Here we are again, then . . .
Publication day for Even Dogs in the Wild is here, and I’m thinking, Where did the year go?
The answer is pretty straightforward – I spent the first six months planning and writing the book. The good news is, I’m pleased with the result. As some of you will know, I took last year off, in that I didn’t write a new book. As a result, Even Dogs in the Wild came sprinting out of the traps. I had a real blast writing it, and to think it began with two ‘moments’ . . .
The first was a picture that came to my mind one night: Cafferty, standing in his living room, facing the window, while outside someone raises a handgun and aims it at him. I had no idea who this person might be, or why they’d be doing that, but I knew I had to do something with that image.
The second was a bar-room anecdote.
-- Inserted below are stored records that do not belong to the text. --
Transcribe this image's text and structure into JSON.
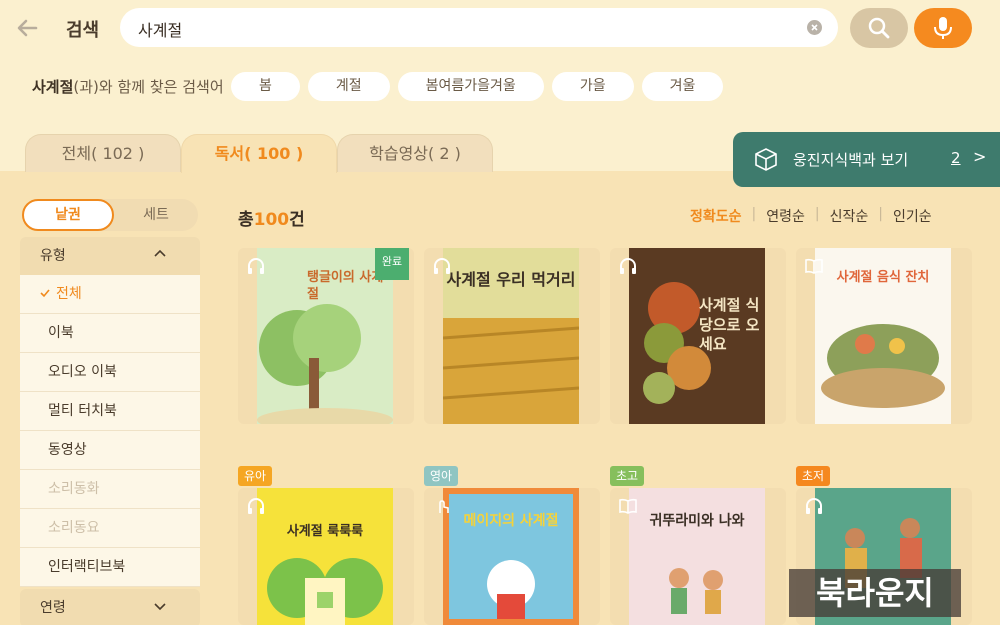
{
  "header": {
    "title": "검색",
    "search_value": "사계절"
  },
  "related": {
    "keyword": "사계절",
    "suffix": "(과)와 함께 찾은 검색어",
    "chips": [
      "봄",
      "계절",
      "봄여름가을겨울",
      "가을",
      "겨울"
    ]
  },
  "tabs": [
    {
      "label": "전체( 102 )"
    },
    {
      "label": "독서( 100 )"
    },
    {
      "label": "학습영상( 2 )"
    }
  ],
  "encyclopedia": {
    "label": "웅진지식백과 보기",
    "count": "2",
    "arrow": ">"
  },
  "toggle": {
    "on": "낱권",
    "off": "세트"
  },
  "filters": {
    "type_header": "유형",
    "type_items": [
      "전체",
      "이북",
      "오디오 이북",
      "멀티 터치북",
      "동영상",
      "소리동화",
      "소리동요",
      "인터랙티브북"
    ],
    "age_header": "연령"
  },
  "results": {
    "prefix": "총",
    "count": "100",
    "suffix": "건"
  },
  "sorts": [
    "정확도순",
    "연령순",
    "신작순",
    "인기순"
  ],
  "books_row1": [
    {
      "title": "탱글이의 사계절",
      "icon": "headphones-icon",
      "badge": "완료",
      "color": "#d9ecc5"
    },
    {
      "title": "사계절 우리 먹거리",
      "icon": "headphones-icon",
      "badge": "",
      "color": "#c7c46a"
    },
    {
      "title": "사계절 식당으로 오세요",
      "icon": "headphones-icon",
      "badge": "",
      "color": "#5a3a22"
    },
    {
      "title": "사계절 음식 잔치",
      "icon": "book-icon",
      "badge": "",
      "color": "#fbf7ee"
    }
  ],
  "books_row2": [
    {
      "title": "사계절 룩룩룩",
      "icon": "headphones-icon",
      "level": "유아",
      "level_color": "#f5a623",
      "color": "#f6e23a"
    },
    {
      "title": "메이지의 사계절",
      "icon": "touch-icon",
      "level": "영아",
      "level_color": "#8fc5c2",
      "color": "#7ec6df"
    },
    {
      "title": "귀뚜라미와 나와",
      "icon": "book-icon",
      "level": "초고",
      "level_color": "#86bf5c",
      "color": "#f4dfe0"
    },
    {
      "title": "",
      "icon": "headphones-icon",
      "level": "초저",
      "level_color": "#f5881f",
      "color": "#5aa58a"
    }
  ],
  "watermark": "북라운지"
}
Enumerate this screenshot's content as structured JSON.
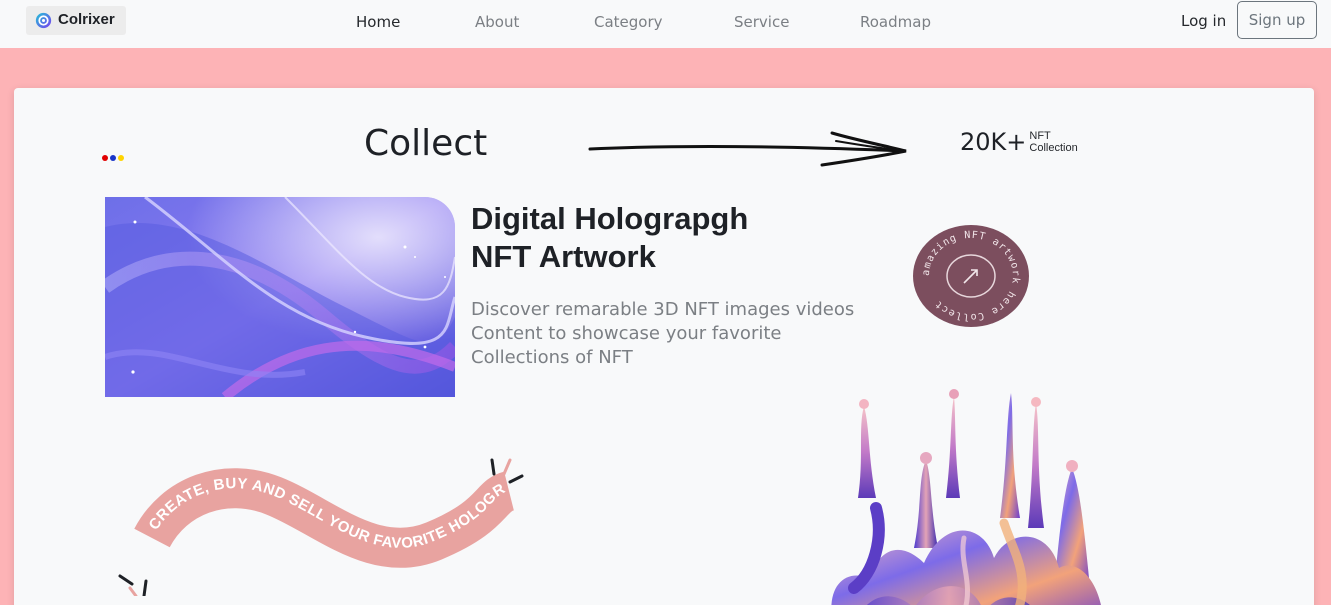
{
  "navbar": {
    "brand": "Colrixer",
    "links": [
      {
        "label": "Home",
        "active": true
      },
      {
        "label": "About",
        "active": false
      },
      {
        "label": "Category",
        "active": false
      },
      {
        "label": "Service",
        "active": false
      },
      {
        "label": "Roadmap",
        "active": false
      }
    ],
    "login_label": "Log in",
    "signup_label": "Sign up"
  },
  "hero": {
    "collect_label": "Collect",
    "stat_value": "20K+",
    "stat_sub_1": "NFT",
    "stat_sub_2": "Collection",
    "heading_line_1": "Digital Holograpgh",
    "heading_line_2": "NFT Artwork",
    "description_lines": [
      "Discover remarable 3D NFT images videos",
      "Content to showcase your favorite",
      "Collections of NFT"
    ],
    "badge_text": "amazing NFT artwork here Collect",
    "banner_text": "CREATE, BUY AND SELL YOUR FAVORITE HOLOGRAPH"
  },
  "colors": {
    "page_background": "#fdb3b6",
    "navbar_background": "#f8f9fa",
    "badge": "#7c4e5e",
    "banner": "#e8a3a0",
    "dots": [
      "#e10000",
      "#1a36c8",
      "#ffd400"
    ]
  },
  "icons": {
    "brand": "brand-logo-icon",
    "arrow": "long-arrow-right-icon",
    "badge_arrow": "arrow-up-right-icon"
  }
}
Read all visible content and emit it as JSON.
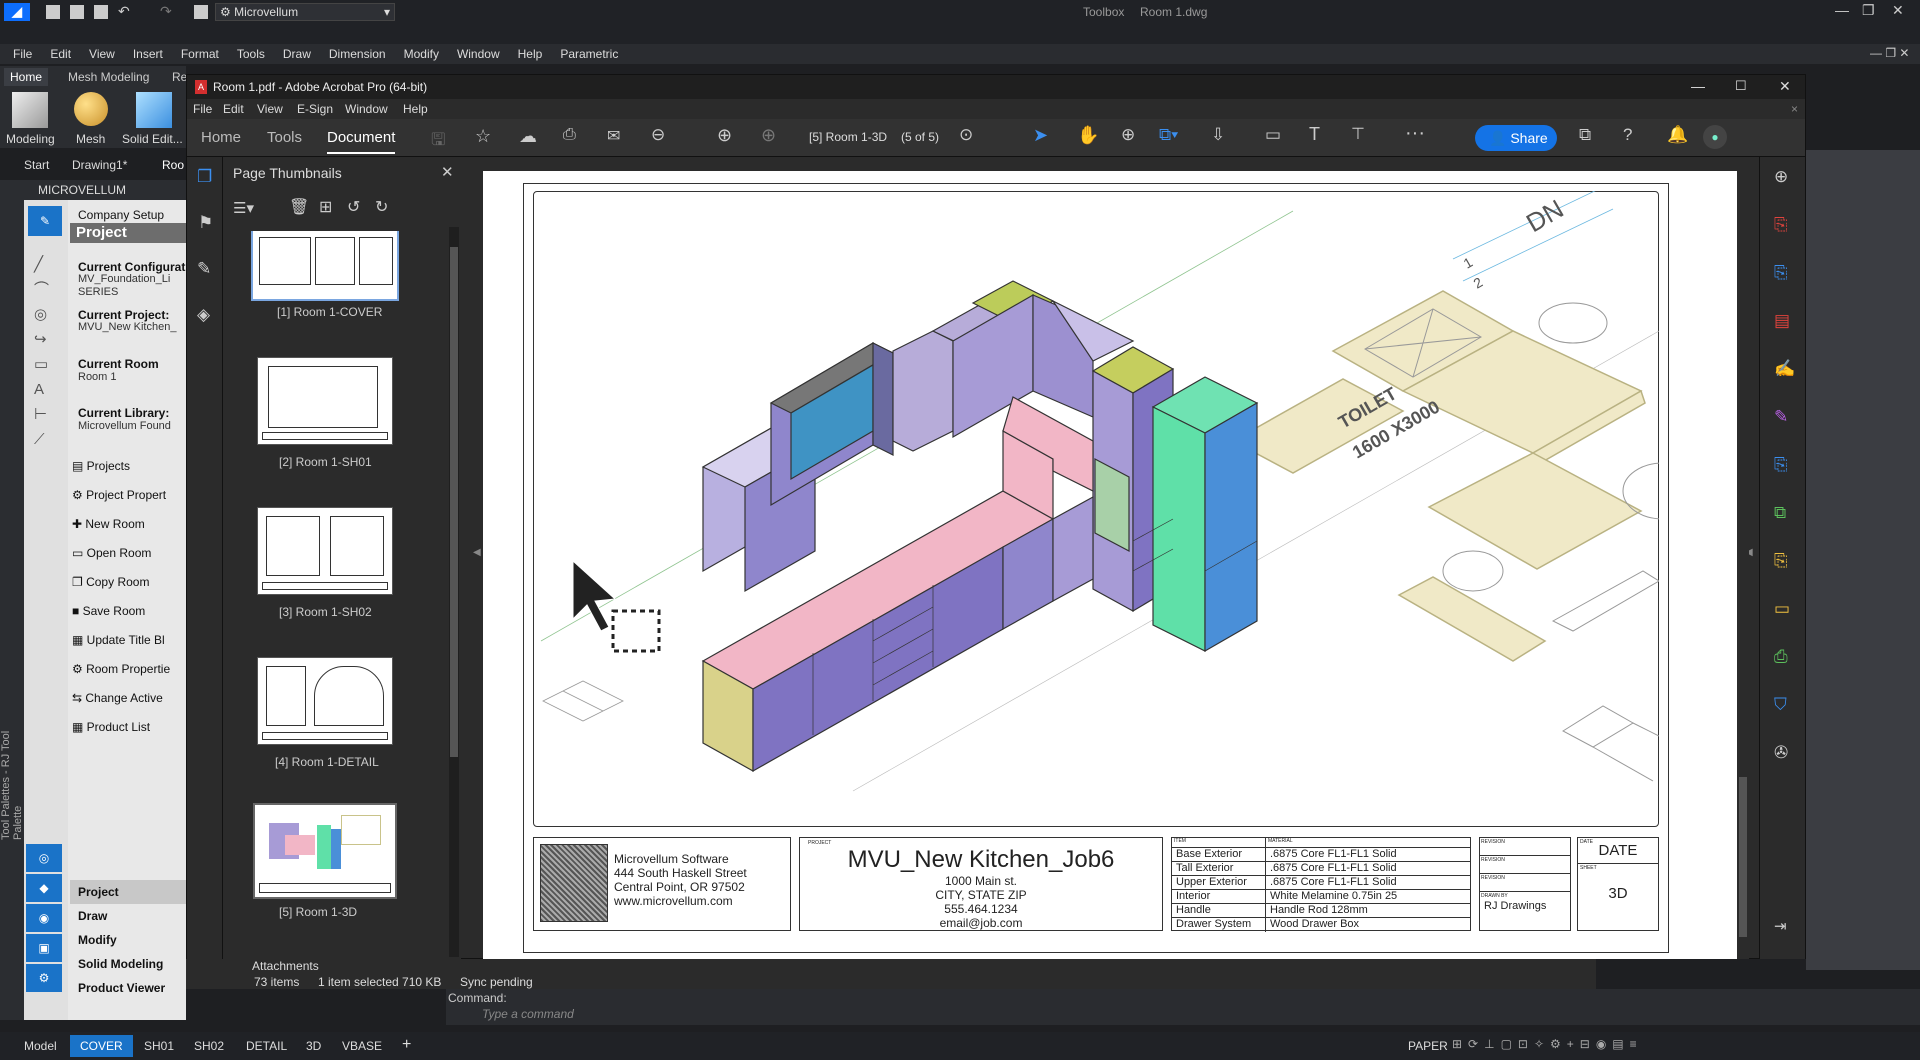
{
  "cad": {
    "workspace": "Microvellum",
    "title": "Toolbox",
    "file": "Room 1.dwg",
    "menu": [
      "File",
      "Edit",
      "View",
      "Insert",
      "Format",
      "Tools",
      "Draw",
      "Dimension",
      "Modify",
      "Window",
      "Help",
      "Parametric"
    ],
    "ribbon_tabs": [
      "Home",
      "Mesh Modeling",
      "Re"
    ],
    "ribbon_buttons": [
      "Modeling",
      "Mesh",
      "Solid Edit..."
    ],
    "doc_tabs": [
      "Start",
      "Drawing1*",
      "Roo"
    ],
    "palette_header": "MICROVELLUM",
    "palette_vertical": "Tool Palettes - RJ Tool Palette",
    "company_setup": "Company Setup",
    "project_header": "Project",
    "current_config_label": "Current Configurat",
    "current_config_value1": "MV_Foundation_Li",
    "current_config_value2": "SERIES",
    "current_project_label": "Current Project:",
    "current_project_value": "MVU_New Kitchen_",
    "current_room_label": "Current Room",
    "current_room_value": "Room 1",
    "current_library_label": "Current Library:",
    "current_library_value": "Microvellum Found",
    "actions": [
      "Projects",
      "Project Propert",
      "New Room",
      "Open Room",
      "Copy Room",
      "Save Room",
      "Update Title Bl",
      "Room Propertie",
      "Change Active",
      "Product List"
    ],
    "sections": [
      "Project",
      "Draw",
      "Modify",
      "Solid Modeling",
      "Product Viewer"
    ],
    "command_label": "Command:",
    "command_placeholder": "Type a command",
    "layout_tabs": [
      "Model",
      "COVER",
      "SH01",
      "SH02",
      "DETAIL",
      "3D",
      "VBASE",
      "+"
    ],
    "status_paper": "PAPER",
    "explorer_status": [
      "73 items",
      "1 item selected  710 KB",
      "Sync pending"
    ],
    "explorer_partial": "Attachments"
  },
  "acrobat": {
    "title": "Room 1.pdf - Adobe Acrobat Pro (64-bit)",
    "menu": [
      "File",
      "Edit",
      "View",
      "E-Sign",
      "Window",
      "Help"
    ],
    "tabs": [
      "Home",
      "Tools",
      "Document"
    ],
    "active_tab": "Document",
    "page_label": "[5] Room 1-3D",
    "page_count": "(5 of 5)",
    "share": "Share",
    "thumbs_title": "Page Thumbnails",
    "thumbnails": [
      "[1] Room 1-COVER",
      "[2] Room 1-SH01",
      "[3] Room 1-SH02",
      "[4] Room 1-DETAIL",
      "[5] Room 1-3D"
    ]
  },
  "drawing": {
    "dn": "DN",
    "dn_nums": [
      "1",
      "2"
    ],
    "toilet": "TOILET",
    "toilet_size": "1600 X3000",
    "company": [
      "Microvellum Software",
      "444 South Haskell Street",
      "Central Point, OR 97502",
      "www.microvellum.com"
    ],
    "project_tag": "PROJECT",
    "project": "MVU_New Kitchen_Job6",
    "address": [
      "1000 Main st.",
      "CITY, STATE ZIP",
      "555.464.1234",
      "email@job.com"
    ],
    "spec_headers": [
      "ITEM",
      "MATERIAL"
    ],
    "specs": [
      [
        "Base Exterior",
        ".6875 Core FL1-FL1 Solid"
      ],
      [
        "Tall Exterior",
        ".6875 Core FL1-FL1 Solid"
      ],
      [
        "Upper Exterior",
        ".6875 Core FL1-FL1 Solid"
      ],
      [
        "Interior",
        "White Melamine 0.75in 25"
      ],
      [
        "Handle",
        "Handle Rod 128mm"
      ],
      [
        "Drawer System",
        "Wood Drawer Box"
      ]
    ],
    "rev_tags": [
      "REVISION",
      "REVISION",
      "REVISION",
      "DRAWN BY"
    ],
    "drawn_by": "RJ Drawings",
    "date_tag": "DATE",
    "date": "DATE",
    "sheet_tag": "SHEET",
    "sheet": "3D"
  },
  "colors": {
    "accent": "#1473e6",
    "pink": "#f2b6c6",
    "purple": "#a79bd6",
    "blue": "#4a8fd8",
    "green": "#5fe0a8",
    "olive": "#b9c26a"
  }
}
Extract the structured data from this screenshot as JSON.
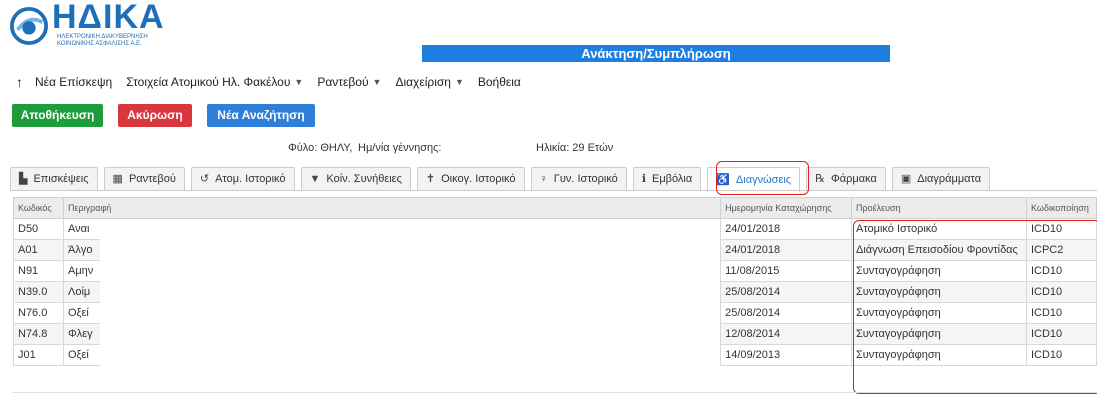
{
  "logo": {
    "word": "ΗΔΙΚΑ",
    "subtitle": "ΗΛΕΚΤΡΟΝΙΚΗ ΔΙΑΚΥΒΕΡΝΗΣΗ\nΚΟΙΝΩΝΙΚΗΣ ΑΣΦΑΛΙΣΗΣ Α.Ε."
  },
  "title_bar": "Ανάκτηση/Συμπλήρωση",
  "menu": {
    "up_icon": "arrow-up-icon",
    "items": [
      {
        "label": "Νέα Επίσκεψη",
        "dropdown": false
      },
      {
        "label": "Στοιχεία Ατομικού Ηλ. Φακέλου",
        "dropdown": true
      },
      {
        "label": "Ραντεβού",
        "dropdown": true
      },
      {
        "label": "Διαχείριση",
        "dropdown": true
      },
      {
        "label": "Βοήθεια",
        "dropdown": false
      }
    ]
  },
  "buttons": {
    "save": "Αποθήκευση",
    "cancel": "Ακύρωση",
    "new_search": "Νέα Αναζήτηση"
  },
  "patient": {
    "sex": "Φύλο: ΘΗΛΥ,",
    "birthdate_label": "Ημ/νία γέννησης:",
    "age": "Ηλικία: 29 Ετών"
  },
  "tabs": [
    {
      "label": "Επισκέψεις",
      "icon": "visits-icon",
      "glyph": "▙"
    },
    {
      "label": "Ραντεβού",
      "icon": "calendar-icon",
      "glyph": "▦"
    },
    {
      "label": "Ατομ. Ιστορικό",
      "icon": "history-icon",
      "glyph": "↺"
    },
    {
      "label": "Κοίν. Συνήθειες",
      "icon": "filter-icon",
      "glyph": "▼"
    },
    {
      "label": "Οικογ. Ιστορικό",
      "icon": "person-icon",
      "glyph": "✝"
    },
    {
      "label": "Γυν. Ιστορικό",
      "icon": "female-icon",
      "glyph": "♀"
    },
    {
      "label": "Εμβόλια",
      "icon": "info-icon",
      "glyph": "ℹ"
    },
    {
      "label": "Διαγνώσεις",
      "icon": "wheelchair-icon",
      "glyph": "♿",
      "active": true
    },
    {
      "label": "Φάρμακα",
      "icon": "pills-icon",
      "glyph": "℞"
    },
    {
      "label": "Διαγράμματα",
      "icon": "chart-icon",
      "glyph": "▣"
    }
  ],
  "table": {
    "headers": [
      "Κωδικός",
      "Περιγραφή",
      "Ημερομηνία Καταχώρησης",
      "Προέλευση",
      "Κωδικοποίηση"
    ],
    "rows": [
      {
        "code": "D50",
        "desc": "Αναι",
        "date": "24/01/2018",
        "origin": "Ατομικό Ιστορικό",
        "coding": "ICD10"
      },
      {
        "code": "A01",
        "desc": "Άλγο",
        "date": "24/01/2018",
        "origin": "Διάγνωση Επεισοδίου Φροντίδας",
        "coding": "ICPC2"
      },
      {
        "code": "N91",
        "desc": "Αμην",
        "date": "11/08/2015",
        "origin": "Συνταγογράφηση",
        "coding": "ICD10"
      },
      {
        "code": "N39.0",
        "desc": "Λοίμ",
        "date": "25/08/2014",
        "origin": "Συνταγογράφηση",
        "coding": "ICD10"
      },
      {
        "code": "N76.0",
        "desc": "Οξεί",
        "date": "25/08/2014",
        "origin": "Συνταγογράφηση",
        "coding": "ICD10"
      },
      {
        "code": "N74.8",
        "desc": "Φλεγ",
        "date": "12/08/2014",
        "origin": "Συνταγογράφηση",
        "coding": "ICD10"
      },
      {
        "code": "J01",
        "desc": "Οξεί",
        "date": "14/09/2013",
        "origin": "Συνταγογράφηση",
        "coding": "ICD10"
      }
    ]
  },
  "colors": {
    "brand": "#1d6fb8",
    "title_bar": "#1e7fe0",
    "save": "#1e9e3a",
    "cancel": "#d9363e",
    "new_search": "#2f7fd8",
    "highlight": "#e02020"
  }
}
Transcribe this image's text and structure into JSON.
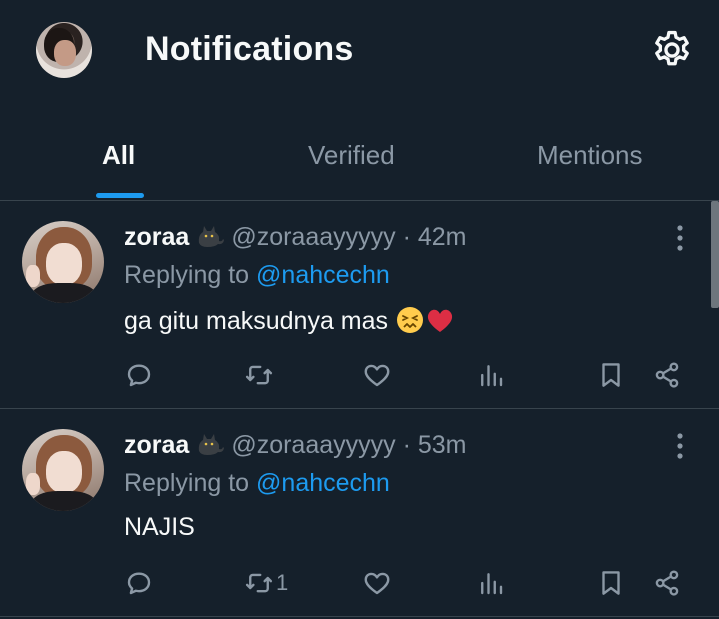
{
  "header": {
    "title": "Notifications",
    "avatar_icon": "user-avatar",
    "settings_icon": "gear-icon"
  },
  "tabs": [
    {
      "label": "All",
      "active": true
    },
    {
      "label": "Verified",
      "active": false
    },
    {
      "label": "Mentions",
      "active": false
    }
  ],
  "tweets": [
    {
      "name": "zoraa",
      "name_emoji": "black-cat",
      "handle": "@zoraaayyyyy",
      "separator": "·",
      "time": "42m",
      "replying_prefix": "Replying to",
      "replying_to": "@nahcechn",
      "text": "ga gitu maksudnya mas",
      "emojis": [
        "confounded-face",
        "red-heart"
      ],
      "retweet_count": ""
    },
    {
      "name": "zoraa",
      "name_emoji": "black-cat",
      "handle": "@zoraaayyyyy",
      "separator": "·",
      "time": "53m",
      "replying_prefix": "Replying to",
      "replying_to": "@nahcechn",
      "text": "NAJIS",
      "emojis": [],
      "retweet_count": "1"
    }
  ],
  "colors": {
    "background": "#15202b",
    "accent": "#1d9bf0",
    "muted": "#8b98a5",
    "text": "#f7f9f9",
    "divider": "#38444d"
  }
}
You’ll be shocked to learn that I hear a fair number of these, but this one resonated more than most. It was the story of a suspected drug dealer in a village, who dies (of natural causes). There are rumours that a large stash of cash and drugs is buried somewhere in the nearby woods, which lead to a treasure hunt as interested parties pick up their shovels and start digging. I was reminded a little of Treasure Island, the novel by Robert Louis Stevenson, and wondered if it would work in Edinburgh – there’s something people want, and they converge on the city to hunt it down.
Two moments. Two pictures. That was all I needed to get me started.
But this is also, I think, a book about loyalty and family, about the baggage some parents hand down to their children. And yes, of course it’s a novel about Rebus, and Siobhan Clarke and Cafferty and Malcolm Fox. I do hope you like it, if and when you get round to reading it . . . I’ll be on tour, of course: the UK, then Canada, then the UK again and Ireland.
Towards the end of January, I’ll switch operations to the US, by which time I’m hoping I might have heard another useful anecdote, or had another glimpse of an idea.
Over the next few days, I’m going to be writing a short story for the Christmas issue of New Statesman magazine. Now here’s the thing – I’d been toiling. I’d written a few short stories during my year off, but couldn’t think what to write about for the New Statesman. Then someone used a phrase in front of me. Just two words. And those two words got the cogs turning. A day or two later, I knew what the plot of the story would be. (I’m not going to let you in on the secret just yet – I want to write the story first!) But sometimes that’s all it takes: an open ear, a bit of patience and serendipity.
This isn’t meant to be a long newsletter – I’ll save some bits and pieces for the end-of-year round-up, where as usual I’ll discuss my Albums and Books of the Year.
I hope you get the chance to come and hear me talk about Even Dogs in the Wild at one of the events on my tour. If I’m coming nowhere near you, I can only apologise and hope the future brings us closer together.